Task – Looking at the records below, please work out how many lines contain the word "image" and give the number alone.

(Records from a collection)
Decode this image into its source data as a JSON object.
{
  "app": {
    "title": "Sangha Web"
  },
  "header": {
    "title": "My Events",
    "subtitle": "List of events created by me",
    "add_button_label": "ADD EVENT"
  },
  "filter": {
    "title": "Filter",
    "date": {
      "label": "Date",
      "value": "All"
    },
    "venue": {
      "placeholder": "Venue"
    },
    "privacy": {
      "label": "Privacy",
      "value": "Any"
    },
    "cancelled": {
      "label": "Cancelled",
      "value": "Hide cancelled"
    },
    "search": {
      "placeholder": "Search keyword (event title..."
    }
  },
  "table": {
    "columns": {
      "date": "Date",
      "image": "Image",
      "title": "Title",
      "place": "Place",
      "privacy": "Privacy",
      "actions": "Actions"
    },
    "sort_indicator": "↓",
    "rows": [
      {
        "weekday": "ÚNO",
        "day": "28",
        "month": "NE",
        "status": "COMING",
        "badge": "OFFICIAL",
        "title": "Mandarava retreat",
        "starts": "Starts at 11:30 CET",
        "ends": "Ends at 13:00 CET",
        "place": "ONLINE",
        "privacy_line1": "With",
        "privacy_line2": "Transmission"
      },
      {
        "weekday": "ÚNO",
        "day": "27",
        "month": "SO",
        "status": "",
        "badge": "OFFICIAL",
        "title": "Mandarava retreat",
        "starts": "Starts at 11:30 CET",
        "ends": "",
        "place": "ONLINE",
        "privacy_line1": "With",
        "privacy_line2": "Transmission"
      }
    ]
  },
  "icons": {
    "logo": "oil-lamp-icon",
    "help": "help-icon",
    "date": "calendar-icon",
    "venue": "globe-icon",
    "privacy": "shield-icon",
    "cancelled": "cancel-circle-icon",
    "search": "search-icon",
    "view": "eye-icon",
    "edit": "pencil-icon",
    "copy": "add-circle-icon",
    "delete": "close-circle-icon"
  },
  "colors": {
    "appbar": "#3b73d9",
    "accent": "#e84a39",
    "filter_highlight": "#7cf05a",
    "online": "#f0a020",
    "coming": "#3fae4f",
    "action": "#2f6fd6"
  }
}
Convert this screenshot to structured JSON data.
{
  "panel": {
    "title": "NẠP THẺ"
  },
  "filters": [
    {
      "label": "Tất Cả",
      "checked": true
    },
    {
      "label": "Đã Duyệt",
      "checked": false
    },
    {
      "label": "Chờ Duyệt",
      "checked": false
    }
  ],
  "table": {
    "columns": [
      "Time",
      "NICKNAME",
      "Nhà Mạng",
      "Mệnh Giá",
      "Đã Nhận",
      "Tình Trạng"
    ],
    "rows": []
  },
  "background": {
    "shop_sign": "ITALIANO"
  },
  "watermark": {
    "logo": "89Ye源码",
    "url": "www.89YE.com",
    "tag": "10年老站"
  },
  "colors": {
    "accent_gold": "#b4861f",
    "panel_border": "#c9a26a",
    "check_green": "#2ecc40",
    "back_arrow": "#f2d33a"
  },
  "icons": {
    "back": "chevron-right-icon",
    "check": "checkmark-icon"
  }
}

Result below – 2